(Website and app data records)
[Start of section]

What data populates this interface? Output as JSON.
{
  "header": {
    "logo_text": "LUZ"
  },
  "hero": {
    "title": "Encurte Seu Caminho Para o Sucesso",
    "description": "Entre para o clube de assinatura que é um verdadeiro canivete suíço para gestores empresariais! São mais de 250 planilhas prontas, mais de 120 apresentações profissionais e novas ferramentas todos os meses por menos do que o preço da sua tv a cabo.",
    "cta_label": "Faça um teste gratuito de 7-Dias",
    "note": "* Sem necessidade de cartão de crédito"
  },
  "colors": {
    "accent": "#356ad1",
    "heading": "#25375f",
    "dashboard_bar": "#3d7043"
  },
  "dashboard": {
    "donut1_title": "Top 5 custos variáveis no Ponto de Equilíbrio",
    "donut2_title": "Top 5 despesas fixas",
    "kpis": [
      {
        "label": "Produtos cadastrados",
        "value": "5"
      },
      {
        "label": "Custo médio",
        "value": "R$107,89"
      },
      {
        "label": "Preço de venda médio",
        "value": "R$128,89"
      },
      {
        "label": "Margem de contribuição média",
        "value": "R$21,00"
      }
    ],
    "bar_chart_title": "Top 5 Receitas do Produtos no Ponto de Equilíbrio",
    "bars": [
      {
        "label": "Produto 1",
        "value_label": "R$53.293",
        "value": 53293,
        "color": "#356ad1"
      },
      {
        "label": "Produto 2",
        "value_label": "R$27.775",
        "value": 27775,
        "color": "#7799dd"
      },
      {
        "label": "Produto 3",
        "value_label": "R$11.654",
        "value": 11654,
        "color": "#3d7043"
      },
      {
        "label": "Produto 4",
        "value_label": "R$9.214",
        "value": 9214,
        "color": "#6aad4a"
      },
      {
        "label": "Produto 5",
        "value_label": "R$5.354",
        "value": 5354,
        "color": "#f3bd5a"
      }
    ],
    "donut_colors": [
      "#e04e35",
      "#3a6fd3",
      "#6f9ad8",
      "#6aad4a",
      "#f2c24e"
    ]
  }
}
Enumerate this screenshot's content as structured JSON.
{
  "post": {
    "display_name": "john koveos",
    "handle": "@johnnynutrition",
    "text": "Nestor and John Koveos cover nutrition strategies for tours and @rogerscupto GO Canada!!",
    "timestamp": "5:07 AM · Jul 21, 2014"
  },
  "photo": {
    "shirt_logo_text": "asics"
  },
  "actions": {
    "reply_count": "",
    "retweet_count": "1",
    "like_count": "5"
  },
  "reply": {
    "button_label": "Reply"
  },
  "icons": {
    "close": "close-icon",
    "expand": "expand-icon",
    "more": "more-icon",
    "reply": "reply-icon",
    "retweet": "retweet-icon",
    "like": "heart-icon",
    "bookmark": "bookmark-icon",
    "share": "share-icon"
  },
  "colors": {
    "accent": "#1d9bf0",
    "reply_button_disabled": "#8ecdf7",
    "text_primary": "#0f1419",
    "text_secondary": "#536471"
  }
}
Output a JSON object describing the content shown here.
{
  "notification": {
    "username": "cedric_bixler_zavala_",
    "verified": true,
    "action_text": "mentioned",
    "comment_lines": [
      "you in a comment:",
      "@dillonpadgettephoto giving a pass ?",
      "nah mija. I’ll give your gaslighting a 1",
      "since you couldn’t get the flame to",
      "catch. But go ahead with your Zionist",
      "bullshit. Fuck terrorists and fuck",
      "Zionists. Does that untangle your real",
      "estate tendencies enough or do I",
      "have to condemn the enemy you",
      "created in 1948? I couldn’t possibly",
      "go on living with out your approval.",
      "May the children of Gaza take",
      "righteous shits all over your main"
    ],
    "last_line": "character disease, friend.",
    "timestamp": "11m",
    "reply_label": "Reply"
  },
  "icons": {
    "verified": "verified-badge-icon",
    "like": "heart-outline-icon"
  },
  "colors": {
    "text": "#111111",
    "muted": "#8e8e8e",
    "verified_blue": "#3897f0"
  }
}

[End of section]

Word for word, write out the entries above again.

What data populates this interface? Output as JSON.
{
  "header": {
    "logo_text": "LUZ"
  },
  "hero": {
    "title": "Encurte Seu Caminho Para o Sucesso",
    "description": "Entre para o clube de assinatura que é um verdadeiro canivete suíço para gestores empresariais! São mais de 250 planilhas prontas, mais de 120 apresentações profissionais e novas ferramentas todos os meses por menos do que o preço da sua tv a cabo.",
    "cta_label": "Faça um teste gratuito de 7-Dias",
    "note": "* Sem necessidade de cartão de crédito"
  },
  "colors": {
    "accent": "#356ad1",
    "heading": "#25375f",
    "dashboard_bar": "#3d7043"
  },
  "dashboard": {
    "donut1_title": "Top 5 custos variáveis no Ponto de Equilíbrio",
    "donut2_title": "Top 5 despesas fixas",
    "kpis": [
      {
        "label": "Produtos cadastrados",
        "value": "5"
      },
      {
        "label": "Custo médio",
        "value": "R$107,89"
      },
      {
        "label": "Preço de venda médio",
        "value": "R$128,89"
      },
      {
        "label": "Margem de contribuição média",
        "value": "R$21,00"
      }
    ],
    "bar_chart_title": "Top 5 Receitas do Produtos no Ponto de Equilíbrio",
    "bars": [
      {
        "label": "Produto 1",
        "value_label": "R$53.293",
        "value": 53293,
        "color": "#356ad1"
      },
      {
        "label": "Produto 2",
        "value_label": "R$27.775",
        "value": 27775,
        "color": "#7799dd"
      },
      {
        "label": "Produto 3",
        "value_label": "R$11.654",
        "value": 11654,
        "color": "#3d7043"
      },
      {
        "label": "Produto 4",
        "value_label": "R$9.214",
        "value": 9214,
        "color": "#6aad4a"
      },
      {
        "label": "Produto 5",
        "value_label": "R$5.354",
        "value": 5354,
        "color": "#f3bd5a"
      }
    ],
    "donut_colors": [
      "#e04e35",
      "#3a6fd3",
      "#6f9ad8",
      "#6aad4a",
      "#f2c24e"
    ]
  }
}
Enumerate this screenshot's content as structured JSON.
{
  "post": {
    "display_name": "john koveos",
    "handle": "@johnnynutrition",
    "text": "Nestor and John Koveos cover nutrition strategies for tours and @rogerscupto GO Canada!!",
    "timestamp": "5:07 AM · Jul 21, 2014"
  },
  "photo": {
    "shirt_logo_text": "asics"
  },
  "actions": {
    "reply_count": "",
    "retweet_count": "1",
    "like_count": "5"
  },
  "reply": {
    "button_label": "Reply"
  },
  "icons": {
    "close": "close-icon",
    "expand": "expand-icon",
    "more": "more-icon",
    "reply": "reply-icon",
    "retweet": "retweet-icon",
    "like": "heart-icon",
    "bookmark": "bookmark-icon",
    "share": "share-icon"
  },
  "colors": {
    "accent": "#1d9bf0",
    "reply_button_disabled": "#8ecdf7",
    "text_primary": "#0f1419",
    "text_secondary": "#536471"
  }
}
Output a JSON object describing the content shown here.
{
  "notification": {
    "username": "cedric_bixler_zavala_",
    "verified": true,
    "action_text": "mentioned",
    "comment_lines": [
      "you in a comment:",
      "@dillonpadgettephoto giving a pass ?",
      "nah mija. I’ll give your gaslighting a 1",
      "since you couldn’t get the flame to",
      "catch. But go ahead with your Zionist",
      "bullshit. Fuck terrorists and fuck",
      "Zionists. Does that untangle your real",
      "estate tendencies enough or do I",
      "have to condemn the enemy you",
      "created in 1948? I couldn’t possibly",
      "go on living with out your approval.",
      "May the children of Gaza take",
      "righteous shits all over your main"
    ],
    "last_line": "character disease, friend.",
    "timestamp": "11m",
    "reply_label": "Reply"
  },
  "icons": {
    "verified": "verified-badge-icon",
    "like": "heart-outline-icon"
  },
  "colors": {
    "text": "#111111",
    "muted": "#8e8e8e",
    "verified_blue": "#3897f0"
  }
}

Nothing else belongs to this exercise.